[Aim of the task]
For the records below, tally the lines that contain "false" and give only that number.

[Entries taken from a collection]
*** Begin section ***

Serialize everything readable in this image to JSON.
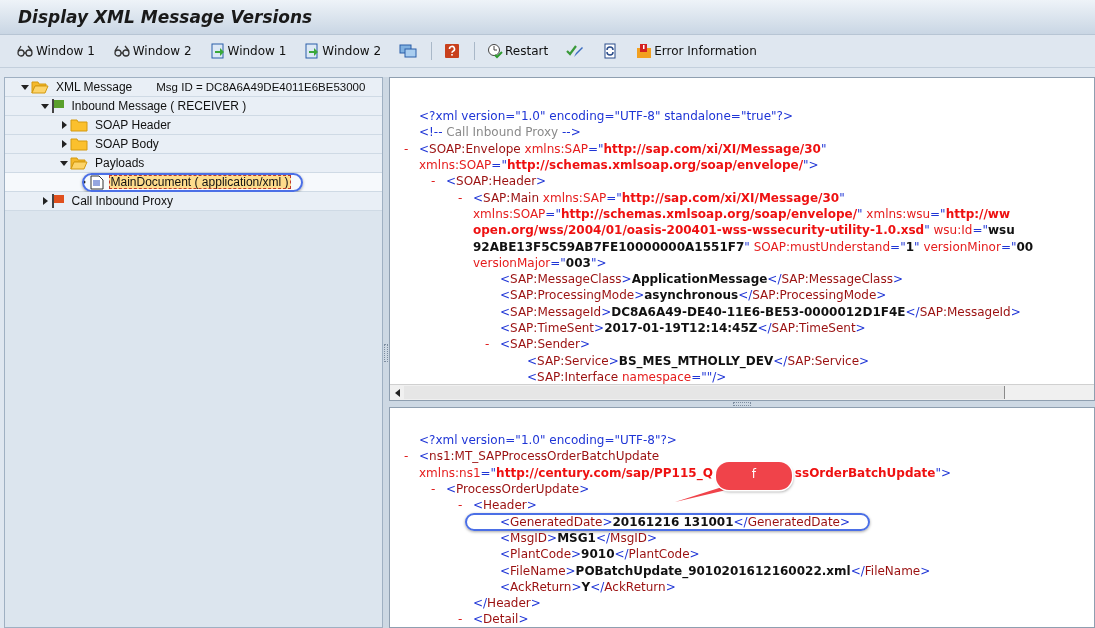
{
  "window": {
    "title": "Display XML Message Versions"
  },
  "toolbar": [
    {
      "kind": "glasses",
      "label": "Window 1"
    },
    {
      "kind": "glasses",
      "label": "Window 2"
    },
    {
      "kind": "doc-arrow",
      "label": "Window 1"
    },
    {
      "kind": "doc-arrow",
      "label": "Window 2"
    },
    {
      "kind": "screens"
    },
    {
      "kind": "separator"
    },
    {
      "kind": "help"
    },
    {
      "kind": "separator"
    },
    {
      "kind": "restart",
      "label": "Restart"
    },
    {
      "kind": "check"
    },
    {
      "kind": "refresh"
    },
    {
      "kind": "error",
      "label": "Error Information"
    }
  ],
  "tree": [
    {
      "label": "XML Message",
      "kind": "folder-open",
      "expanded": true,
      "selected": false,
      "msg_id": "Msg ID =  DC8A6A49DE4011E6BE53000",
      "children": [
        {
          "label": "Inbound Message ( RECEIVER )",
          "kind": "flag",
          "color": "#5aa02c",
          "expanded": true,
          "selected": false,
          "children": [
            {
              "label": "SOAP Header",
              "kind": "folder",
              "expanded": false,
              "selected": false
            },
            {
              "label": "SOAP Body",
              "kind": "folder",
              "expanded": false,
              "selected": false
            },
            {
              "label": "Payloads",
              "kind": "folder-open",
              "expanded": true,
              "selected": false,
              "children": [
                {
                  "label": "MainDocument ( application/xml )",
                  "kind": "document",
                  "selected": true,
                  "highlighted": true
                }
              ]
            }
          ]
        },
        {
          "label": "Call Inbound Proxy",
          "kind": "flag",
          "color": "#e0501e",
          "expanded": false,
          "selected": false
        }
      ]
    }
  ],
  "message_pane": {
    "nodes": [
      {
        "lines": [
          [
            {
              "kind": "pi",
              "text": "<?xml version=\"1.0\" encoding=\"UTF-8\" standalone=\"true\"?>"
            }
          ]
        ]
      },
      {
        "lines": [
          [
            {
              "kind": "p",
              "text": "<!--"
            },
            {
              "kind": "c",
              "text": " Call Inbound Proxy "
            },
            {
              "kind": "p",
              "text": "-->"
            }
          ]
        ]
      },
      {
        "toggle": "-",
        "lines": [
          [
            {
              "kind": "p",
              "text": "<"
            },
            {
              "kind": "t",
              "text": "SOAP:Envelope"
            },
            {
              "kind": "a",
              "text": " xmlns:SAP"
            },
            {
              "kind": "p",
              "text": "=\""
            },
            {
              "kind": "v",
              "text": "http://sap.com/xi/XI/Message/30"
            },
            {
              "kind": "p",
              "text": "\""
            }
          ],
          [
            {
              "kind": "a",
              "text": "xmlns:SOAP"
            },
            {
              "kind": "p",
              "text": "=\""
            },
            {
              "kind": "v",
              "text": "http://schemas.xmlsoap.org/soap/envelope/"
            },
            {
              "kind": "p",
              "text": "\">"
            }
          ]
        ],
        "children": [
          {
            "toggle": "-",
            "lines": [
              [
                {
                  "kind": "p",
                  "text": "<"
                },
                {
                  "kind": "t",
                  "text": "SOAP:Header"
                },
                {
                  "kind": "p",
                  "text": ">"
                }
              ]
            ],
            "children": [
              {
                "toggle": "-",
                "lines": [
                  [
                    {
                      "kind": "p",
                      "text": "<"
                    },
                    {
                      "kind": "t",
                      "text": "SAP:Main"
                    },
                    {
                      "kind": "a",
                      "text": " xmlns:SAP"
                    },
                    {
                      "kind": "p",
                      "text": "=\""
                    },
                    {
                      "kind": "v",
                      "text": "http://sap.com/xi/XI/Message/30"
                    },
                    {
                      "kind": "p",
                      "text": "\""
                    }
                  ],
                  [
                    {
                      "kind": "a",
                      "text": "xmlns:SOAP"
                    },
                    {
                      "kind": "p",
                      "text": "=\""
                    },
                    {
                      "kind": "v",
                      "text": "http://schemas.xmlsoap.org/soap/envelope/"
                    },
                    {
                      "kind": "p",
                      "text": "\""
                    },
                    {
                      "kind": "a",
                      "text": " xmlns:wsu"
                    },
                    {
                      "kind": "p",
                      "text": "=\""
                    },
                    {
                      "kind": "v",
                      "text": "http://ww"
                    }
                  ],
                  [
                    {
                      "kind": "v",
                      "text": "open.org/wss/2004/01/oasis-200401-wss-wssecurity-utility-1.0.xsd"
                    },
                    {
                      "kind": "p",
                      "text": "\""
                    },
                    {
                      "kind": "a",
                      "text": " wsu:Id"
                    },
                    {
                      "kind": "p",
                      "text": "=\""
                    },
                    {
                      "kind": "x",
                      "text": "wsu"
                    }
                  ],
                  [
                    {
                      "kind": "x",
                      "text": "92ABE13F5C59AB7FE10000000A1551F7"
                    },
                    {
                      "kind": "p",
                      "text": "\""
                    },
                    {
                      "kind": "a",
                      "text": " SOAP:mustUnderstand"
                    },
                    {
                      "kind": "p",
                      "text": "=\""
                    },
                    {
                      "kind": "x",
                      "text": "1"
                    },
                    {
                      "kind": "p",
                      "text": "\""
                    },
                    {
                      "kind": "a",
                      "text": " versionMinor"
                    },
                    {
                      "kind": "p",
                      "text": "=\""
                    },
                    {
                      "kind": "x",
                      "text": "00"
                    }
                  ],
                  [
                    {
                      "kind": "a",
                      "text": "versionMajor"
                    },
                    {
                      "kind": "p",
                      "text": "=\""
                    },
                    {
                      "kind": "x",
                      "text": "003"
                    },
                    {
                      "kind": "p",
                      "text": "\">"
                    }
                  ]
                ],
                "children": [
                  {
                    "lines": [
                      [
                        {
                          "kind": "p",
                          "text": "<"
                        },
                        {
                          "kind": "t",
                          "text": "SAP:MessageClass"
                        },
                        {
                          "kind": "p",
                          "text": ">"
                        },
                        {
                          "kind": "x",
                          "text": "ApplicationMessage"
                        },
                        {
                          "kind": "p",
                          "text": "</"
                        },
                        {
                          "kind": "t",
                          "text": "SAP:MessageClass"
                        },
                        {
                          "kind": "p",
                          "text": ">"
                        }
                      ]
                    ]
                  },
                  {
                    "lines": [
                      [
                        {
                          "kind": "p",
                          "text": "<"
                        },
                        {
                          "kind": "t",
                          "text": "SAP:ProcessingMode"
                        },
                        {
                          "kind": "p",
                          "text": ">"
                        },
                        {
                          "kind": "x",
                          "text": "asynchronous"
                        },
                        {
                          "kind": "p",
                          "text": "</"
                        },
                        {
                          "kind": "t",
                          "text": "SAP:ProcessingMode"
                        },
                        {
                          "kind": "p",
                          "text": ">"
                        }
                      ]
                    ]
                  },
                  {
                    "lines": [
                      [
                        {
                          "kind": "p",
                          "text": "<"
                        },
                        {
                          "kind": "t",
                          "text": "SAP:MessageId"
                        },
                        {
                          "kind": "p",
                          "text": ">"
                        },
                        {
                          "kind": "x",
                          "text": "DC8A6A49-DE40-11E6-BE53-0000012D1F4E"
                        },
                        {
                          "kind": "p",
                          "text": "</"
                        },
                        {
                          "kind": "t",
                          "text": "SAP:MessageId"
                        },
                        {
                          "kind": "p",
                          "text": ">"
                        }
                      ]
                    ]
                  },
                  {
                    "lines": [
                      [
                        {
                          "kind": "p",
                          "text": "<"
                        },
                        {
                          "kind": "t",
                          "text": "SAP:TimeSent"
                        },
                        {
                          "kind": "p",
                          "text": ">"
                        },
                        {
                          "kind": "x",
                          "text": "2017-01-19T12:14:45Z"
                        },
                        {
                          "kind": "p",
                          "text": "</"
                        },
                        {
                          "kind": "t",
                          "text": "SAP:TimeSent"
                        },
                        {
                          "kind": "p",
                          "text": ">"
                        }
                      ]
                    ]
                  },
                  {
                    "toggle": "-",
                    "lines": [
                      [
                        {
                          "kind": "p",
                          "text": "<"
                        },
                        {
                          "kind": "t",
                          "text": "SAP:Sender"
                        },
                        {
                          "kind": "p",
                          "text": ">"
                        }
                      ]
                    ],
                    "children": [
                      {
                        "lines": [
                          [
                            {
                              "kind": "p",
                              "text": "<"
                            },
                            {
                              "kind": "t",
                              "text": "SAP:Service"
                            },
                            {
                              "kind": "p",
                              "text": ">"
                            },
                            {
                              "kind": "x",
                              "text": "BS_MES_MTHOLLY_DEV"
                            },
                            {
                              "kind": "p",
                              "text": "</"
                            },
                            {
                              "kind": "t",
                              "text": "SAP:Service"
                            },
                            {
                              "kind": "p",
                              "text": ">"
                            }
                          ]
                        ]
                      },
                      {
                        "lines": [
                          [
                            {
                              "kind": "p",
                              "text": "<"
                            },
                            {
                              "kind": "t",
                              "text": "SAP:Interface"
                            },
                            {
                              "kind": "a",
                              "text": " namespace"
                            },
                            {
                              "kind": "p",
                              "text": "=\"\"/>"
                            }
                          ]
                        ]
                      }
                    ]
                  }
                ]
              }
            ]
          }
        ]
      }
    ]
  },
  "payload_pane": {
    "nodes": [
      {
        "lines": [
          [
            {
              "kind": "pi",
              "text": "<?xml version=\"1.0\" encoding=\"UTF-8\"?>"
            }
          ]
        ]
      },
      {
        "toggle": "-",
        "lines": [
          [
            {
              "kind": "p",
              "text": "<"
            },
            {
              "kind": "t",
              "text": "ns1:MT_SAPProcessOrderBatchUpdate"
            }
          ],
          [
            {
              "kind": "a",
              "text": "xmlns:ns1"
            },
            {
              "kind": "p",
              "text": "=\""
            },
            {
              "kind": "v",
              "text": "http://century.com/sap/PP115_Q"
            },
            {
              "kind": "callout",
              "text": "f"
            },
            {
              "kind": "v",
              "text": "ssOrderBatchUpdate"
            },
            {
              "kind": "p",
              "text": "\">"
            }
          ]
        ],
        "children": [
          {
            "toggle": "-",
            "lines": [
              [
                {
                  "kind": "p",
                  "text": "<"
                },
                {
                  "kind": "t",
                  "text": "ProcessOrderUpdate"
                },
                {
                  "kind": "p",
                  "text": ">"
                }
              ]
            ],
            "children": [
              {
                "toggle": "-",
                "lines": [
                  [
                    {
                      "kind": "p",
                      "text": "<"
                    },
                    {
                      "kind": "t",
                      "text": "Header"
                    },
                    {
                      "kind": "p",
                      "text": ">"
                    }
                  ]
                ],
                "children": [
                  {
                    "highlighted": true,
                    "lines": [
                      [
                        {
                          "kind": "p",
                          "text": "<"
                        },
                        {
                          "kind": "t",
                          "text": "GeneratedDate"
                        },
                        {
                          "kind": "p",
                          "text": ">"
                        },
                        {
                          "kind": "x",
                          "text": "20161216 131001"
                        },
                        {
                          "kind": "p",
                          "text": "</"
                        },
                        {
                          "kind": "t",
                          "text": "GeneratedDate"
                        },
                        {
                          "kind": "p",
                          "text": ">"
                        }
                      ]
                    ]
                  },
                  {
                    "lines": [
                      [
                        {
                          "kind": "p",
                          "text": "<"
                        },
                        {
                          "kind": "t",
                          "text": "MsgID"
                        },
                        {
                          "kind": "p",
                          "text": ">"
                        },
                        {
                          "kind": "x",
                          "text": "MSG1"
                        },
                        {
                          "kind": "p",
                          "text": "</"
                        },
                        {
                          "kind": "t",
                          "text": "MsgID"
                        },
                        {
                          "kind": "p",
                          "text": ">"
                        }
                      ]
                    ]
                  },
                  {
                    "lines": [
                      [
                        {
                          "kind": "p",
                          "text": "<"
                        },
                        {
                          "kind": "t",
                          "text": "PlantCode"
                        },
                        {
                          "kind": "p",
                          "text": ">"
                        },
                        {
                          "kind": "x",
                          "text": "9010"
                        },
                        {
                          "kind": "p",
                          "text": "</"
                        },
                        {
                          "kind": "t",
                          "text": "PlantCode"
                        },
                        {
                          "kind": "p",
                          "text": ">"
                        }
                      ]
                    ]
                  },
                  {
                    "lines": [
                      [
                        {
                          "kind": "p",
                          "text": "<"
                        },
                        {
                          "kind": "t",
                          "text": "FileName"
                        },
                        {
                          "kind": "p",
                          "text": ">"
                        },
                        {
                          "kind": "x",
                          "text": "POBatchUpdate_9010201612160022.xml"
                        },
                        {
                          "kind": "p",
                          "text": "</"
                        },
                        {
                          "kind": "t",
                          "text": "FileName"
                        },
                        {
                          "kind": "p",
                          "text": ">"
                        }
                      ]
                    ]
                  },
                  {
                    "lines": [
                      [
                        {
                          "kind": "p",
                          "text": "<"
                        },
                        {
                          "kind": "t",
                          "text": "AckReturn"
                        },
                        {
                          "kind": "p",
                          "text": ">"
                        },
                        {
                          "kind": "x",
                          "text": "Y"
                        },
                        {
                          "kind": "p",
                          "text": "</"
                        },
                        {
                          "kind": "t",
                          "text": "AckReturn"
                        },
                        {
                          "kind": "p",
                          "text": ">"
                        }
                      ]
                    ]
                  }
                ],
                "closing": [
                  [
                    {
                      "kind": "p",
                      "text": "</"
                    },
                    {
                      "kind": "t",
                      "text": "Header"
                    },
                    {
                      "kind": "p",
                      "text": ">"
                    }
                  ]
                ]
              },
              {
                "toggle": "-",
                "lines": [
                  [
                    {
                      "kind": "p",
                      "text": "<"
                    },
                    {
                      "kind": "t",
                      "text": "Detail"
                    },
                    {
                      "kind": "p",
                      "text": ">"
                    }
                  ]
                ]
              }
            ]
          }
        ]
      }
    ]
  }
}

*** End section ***

[Answer space]
9